Yesterday I wasn’t that excited about the Watch, but today I’ve started to get more interested in the possibilities. Especially for what it may transform into over the next few years, just like the iPhone transformed between version 1 and 2.

69 Bootstrapping Resources

Some of the books, blogs, podcasts and resources I’ve found useful while bootstrapping UserScape for the past 9 years.



  • Bootstrapped – I tried to find another to list, but really this is it!

Link Sharing Things







I consider these critical for anyone starting a business. Yes, these are in order of importance.


It’s hard to justify spending a lot of money on design early on, but if you have the means these are the designers I’ve worked with over the years.

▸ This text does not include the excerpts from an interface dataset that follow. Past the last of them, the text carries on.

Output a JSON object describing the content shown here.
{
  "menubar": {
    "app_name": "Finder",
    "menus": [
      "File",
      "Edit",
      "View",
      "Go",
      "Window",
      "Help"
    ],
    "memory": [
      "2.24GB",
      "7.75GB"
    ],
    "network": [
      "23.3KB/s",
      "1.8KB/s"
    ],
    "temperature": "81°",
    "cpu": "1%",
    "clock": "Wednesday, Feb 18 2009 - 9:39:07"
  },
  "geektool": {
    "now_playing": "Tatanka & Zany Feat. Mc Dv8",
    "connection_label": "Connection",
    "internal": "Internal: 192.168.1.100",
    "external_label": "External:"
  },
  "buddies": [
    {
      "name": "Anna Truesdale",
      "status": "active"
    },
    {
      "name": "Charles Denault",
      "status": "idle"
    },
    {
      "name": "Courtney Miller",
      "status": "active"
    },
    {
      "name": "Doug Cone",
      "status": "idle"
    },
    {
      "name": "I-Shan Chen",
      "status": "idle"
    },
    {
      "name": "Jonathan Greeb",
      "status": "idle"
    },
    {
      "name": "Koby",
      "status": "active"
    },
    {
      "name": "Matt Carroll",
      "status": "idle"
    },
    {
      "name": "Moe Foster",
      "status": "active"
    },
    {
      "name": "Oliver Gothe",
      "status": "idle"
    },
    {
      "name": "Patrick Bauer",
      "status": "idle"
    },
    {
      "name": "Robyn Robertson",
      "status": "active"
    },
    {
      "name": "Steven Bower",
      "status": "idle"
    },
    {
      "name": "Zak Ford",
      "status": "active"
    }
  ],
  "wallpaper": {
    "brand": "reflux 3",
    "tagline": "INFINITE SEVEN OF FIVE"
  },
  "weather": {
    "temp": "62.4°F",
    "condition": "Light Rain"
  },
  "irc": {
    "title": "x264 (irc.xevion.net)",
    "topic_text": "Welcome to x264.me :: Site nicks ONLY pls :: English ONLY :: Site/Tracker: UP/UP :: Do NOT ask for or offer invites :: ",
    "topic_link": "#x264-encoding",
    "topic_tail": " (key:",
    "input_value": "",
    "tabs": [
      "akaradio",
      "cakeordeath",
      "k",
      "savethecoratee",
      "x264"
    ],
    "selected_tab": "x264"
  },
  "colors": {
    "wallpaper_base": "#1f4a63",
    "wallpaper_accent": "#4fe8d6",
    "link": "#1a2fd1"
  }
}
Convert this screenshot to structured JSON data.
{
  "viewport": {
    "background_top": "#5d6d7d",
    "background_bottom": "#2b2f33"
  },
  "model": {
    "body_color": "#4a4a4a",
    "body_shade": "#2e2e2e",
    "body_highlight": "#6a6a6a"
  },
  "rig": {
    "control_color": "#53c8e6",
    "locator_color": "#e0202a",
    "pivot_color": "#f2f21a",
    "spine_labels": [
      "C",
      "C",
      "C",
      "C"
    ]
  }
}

All are top notch.

Professional Services

Apps & Services

These could go on forever. I’m limiting this to ones I personally find very useful.

  • HelpSpot – What good is a product without great customer support!
  • Forge – Spin up servers without a fuss.
  • Convert Kit – Really nice email list management.
  • – Email automation without a bunch of other junk.
  • Dribbble – The best place on the internet for inspiration.
  • Feedbin – RSS isn’t dead yet
  • Scribbleton – The personal wiki.
  • Laracasts – Primarily aimed at PHP developers, but really anyone who works in code should be checking this out.
  • Laravel Jobs / Laravel Gurus – Business person and not a coder? Don’t want to learn to code? Hire one.